Neurocognitive disorders (e.g., Alzheimer's disease) are major public health problems that may disproportionately affect Latinos compared to other Americans. Extant dementia literature from outstanding neuroepidemiologic work indicates that some Latino ancestry groups may have a four-fold increased risk of dementing disorders (e.g., Alzheimer's disease) compared to other Latino groups. The reasons for these striking differences in dementia estimates have not been addressed; represent a major gap in the health scientific literature; and form a major barrier to progress in better understanding dementias among diverse Latino populations. Furthermore, less is known about midlife factors associated with early and pathological neurocognitive deficits and disordrs, regardless of ethnicity/race. Insights from middle-aged and older Latino populations will open new opportunities for mitigating further neurocognitive disorder and related disabilities. Logistically and economically, sampling sufficient numbers of major Latino groups (e.g., Mexicans, Puerto Ricans, Cubans, Dominicans) for well-powered neuroepidemiologic work is prohibitive and forms additional barriers to progress in the field. As an invited Ancillary Study of the Hispanic Community Health Study/Study of Latinos (SOL; n=16,415 at baseline), this proposed project designated as the Study of Latinos-Investigation of Neurocognitive Aging (SOL-INCA) would efficiently fill major gaps in the neuroepidemiology Mild Cognitive Impairment/Mild Neurocognitive Disorders (MCI/mNCD). SOL-INCA would examine associations between shared genetic and cardiovascular disease risk factors for neurocognitive deficits and disorders (i.e., MCI/mNCD) among SOL's middle-aged and older Latino subsample (n=9,652 at baseline). Additionally, SOL-INCA would begin to unveil the sociocultural risks and protective factors that may contribute the striking differences in dementia previously found between Latino ancestry groups.
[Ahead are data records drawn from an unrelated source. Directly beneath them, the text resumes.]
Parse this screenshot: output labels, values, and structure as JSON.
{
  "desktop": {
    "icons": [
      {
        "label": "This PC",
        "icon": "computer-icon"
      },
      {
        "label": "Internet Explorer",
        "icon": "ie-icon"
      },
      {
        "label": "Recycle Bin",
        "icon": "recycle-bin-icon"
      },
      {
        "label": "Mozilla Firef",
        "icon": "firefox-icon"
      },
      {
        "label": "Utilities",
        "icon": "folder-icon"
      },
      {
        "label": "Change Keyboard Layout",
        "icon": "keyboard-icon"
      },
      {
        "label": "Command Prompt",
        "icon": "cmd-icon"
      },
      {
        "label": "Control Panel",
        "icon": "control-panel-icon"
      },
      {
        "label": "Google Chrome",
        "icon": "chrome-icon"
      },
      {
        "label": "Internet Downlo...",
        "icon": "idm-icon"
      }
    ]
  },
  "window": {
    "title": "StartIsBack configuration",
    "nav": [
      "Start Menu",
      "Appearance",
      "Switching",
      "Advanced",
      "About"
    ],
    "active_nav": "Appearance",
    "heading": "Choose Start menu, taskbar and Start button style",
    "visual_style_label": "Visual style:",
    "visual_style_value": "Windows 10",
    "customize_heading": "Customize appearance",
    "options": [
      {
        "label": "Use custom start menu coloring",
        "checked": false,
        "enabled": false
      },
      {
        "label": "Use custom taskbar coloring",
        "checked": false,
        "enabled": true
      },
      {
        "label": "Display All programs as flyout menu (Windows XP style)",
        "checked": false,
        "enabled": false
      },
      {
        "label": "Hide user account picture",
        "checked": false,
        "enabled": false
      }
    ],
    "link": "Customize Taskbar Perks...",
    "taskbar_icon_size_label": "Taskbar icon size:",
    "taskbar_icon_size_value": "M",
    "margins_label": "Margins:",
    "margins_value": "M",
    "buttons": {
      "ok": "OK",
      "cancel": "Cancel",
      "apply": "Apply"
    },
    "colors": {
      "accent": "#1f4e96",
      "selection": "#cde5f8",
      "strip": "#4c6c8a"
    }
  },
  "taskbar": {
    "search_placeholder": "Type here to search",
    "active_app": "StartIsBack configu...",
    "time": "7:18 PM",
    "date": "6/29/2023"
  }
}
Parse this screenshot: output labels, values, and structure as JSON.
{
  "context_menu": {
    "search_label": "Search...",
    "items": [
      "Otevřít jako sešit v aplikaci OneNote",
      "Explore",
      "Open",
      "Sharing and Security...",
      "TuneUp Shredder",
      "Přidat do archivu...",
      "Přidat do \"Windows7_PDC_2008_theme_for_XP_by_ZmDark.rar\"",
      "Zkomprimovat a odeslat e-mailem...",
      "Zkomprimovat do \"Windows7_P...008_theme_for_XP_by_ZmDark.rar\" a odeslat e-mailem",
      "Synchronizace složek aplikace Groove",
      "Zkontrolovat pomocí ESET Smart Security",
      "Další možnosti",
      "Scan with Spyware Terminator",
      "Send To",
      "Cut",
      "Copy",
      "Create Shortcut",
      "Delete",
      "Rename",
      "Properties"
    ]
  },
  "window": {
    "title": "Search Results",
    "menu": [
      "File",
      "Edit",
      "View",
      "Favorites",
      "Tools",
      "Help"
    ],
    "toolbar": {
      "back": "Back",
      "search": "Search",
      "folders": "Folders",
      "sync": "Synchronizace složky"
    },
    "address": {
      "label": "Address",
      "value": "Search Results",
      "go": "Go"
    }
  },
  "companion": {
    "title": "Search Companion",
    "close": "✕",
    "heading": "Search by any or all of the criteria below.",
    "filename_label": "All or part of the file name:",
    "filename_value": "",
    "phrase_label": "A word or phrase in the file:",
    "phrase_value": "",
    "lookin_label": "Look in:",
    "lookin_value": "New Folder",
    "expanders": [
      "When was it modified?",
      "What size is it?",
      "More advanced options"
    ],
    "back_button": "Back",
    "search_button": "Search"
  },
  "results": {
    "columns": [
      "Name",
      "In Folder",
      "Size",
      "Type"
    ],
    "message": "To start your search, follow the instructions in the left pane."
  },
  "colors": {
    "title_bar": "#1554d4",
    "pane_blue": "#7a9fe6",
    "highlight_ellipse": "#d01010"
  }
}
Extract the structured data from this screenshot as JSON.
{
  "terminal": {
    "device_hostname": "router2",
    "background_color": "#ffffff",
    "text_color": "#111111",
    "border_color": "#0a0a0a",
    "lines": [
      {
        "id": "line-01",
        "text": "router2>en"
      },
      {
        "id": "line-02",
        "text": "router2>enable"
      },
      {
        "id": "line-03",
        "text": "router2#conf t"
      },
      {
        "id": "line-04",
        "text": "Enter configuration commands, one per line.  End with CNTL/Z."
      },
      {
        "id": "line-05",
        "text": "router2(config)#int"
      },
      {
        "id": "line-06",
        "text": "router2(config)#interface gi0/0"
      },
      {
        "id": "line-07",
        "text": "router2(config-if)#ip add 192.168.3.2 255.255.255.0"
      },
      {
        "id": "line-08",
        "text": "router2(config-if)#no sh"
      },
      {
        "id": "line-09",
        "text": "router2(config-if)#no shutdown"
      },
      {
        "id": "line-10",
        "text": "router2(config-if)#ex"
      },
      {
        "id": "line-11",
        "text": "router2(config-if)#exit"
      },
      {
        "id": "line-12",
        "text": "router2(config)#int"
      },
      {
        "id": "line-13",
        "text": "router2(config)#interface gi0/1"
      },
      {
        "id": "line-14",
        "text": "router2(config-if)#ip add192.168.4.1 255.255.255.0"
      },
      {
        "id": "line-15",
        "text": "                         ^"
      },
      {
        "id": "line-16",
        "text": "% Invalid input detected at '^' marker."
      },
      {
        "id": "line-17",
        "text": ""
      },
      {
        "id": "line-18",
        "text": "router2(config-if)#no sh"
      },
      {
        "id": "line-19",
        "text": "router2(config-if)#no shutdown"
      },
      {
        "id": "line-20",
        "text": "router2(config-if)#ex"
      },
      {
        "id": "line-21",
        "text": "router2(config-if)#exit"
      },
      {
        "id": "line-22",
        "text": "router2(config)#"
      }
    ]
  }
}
SOL-INCA would be integrated into Visit 2 to collect a second time-point of neurocognitive data from returning SOL middle-aged and older Latinos participants (ages 50-80 years old; 2015-2020). We believe that the SOL-INCA approach would enable us to discover behaviorally, culturally appropriate, and biologically plausible targets and means for mitigating early neurocognitive disorders. Our long-term is to translate our findings into actionable means for preventing or delaying milder forms of neurocognitive disorders from evolving into more severe disordered states, especially in Latinos who may be at increased risk for these disorders.
The proposed Study of Latinos-Investigation of Neurocognitive Aging would examine neurocognitive disorders (e.g., Mild Cognitive Disorders, Alzheimer's disease), which are major public health problems that may disproportionately affect Latinos compared to other Americans. The proposed study directly addresses key aspects of the US National Plan to Address Alzheimer's Disease.
|González, Hector M; Tarraf, Wassim; Harrison, Kimystian et al. (2018) Midlife cardiovascular health and 20-year cognitive decline: Atherosclerosis Risk in Communities Study results. Alzheimers Dement 14:579-589|
|Estrella, Mayra L; Rosenberg, Natalya I; Durazo-Arvizu, Ramon A et al. (2018) The association of employment status with ideal cardiovascular health factors and behaviors among Hispanic/Latino adults: Findings from the Hispanic Community Health Study/Study of Latinos (HCHS/SOL). PLoS One 13:e0207652|
|Camacho, Alvaro; Tarraf, Wassim; Jimenez, Daniel E et al. (2018) Anxious Depression and Neurocognition among Middle-Aged and Older Hispanic/Latino Adults: Hispanic Community Health Study/Study of Latinos (HCHS/SOL) Results. Am J Geriatr Psychiatry 26:238-249|
|González, Hector M; Tarraf, Wassim; Vásquez, Priscilla et al. (2018) Metabolic Syndrome and Neurocognition Among Diverse Middle-Aged and Older Hispanics/Latinos: HCHS/SOL Results. Diabetes Care 41:1501-1509|
|Tarraf, Wassim; Criqui, Michael H; Allison, Matthew A et al. (2018) Ankle brachial index and cognitive function among Hispanics/Latinos: Results from the Hispanic Community Health Study/Study of Latinos. Atherosclerosis 271:61-69|
|Vásquez, Elizabeth; Strizich, Garrett; Isasi, Carmen R et al. (2017) Is there a relationship between accelerometer-assessed physical activity and sedentary behavior and cognitive function in US Hispanic/Latino adults? The Hispanic Community Health Study/Study of Latinos (HCHS/SOL). Prev Med 103:43-48|
|Tarraf, Wassim; Rodríguez, Carlos J; Daviglus, Martha L et al. (2017) Blood Pressure and Hispanic/Latino Cognitive Function: Hispanic Community Health Study/Study of Latinos Results. J Alzheimers Dis 59:31-42|
|Lamar, Melissa; Wu, Donghong; Durazo-Arvizu, Ramon A et al. (2017) Cognitive Associates of Current and More Intensive Control of Hypertension: Findings From the Hispanic Community Health Study/Study of Latinos. Am J Hypertens 30:624-631|
|González, Hector M; Tarraf, Wassim; Gouskova, Natalia et al. (2016) Life's Simple 7's Cardiovascular Health Metrics are Associated with Hispanic/Latino Neurocognitive Function: HCHS/SOL Results. J Alzheimers Dis 53:955-65|
|Torres, Jacqueline M; Lee, Anne; González, Hector M et al. (2016) A longitudinal analysis of cross-border ties and depression for Latino adults. Soc Sci Med 160:111-9|
Showing the most recent 10 out of 14 publications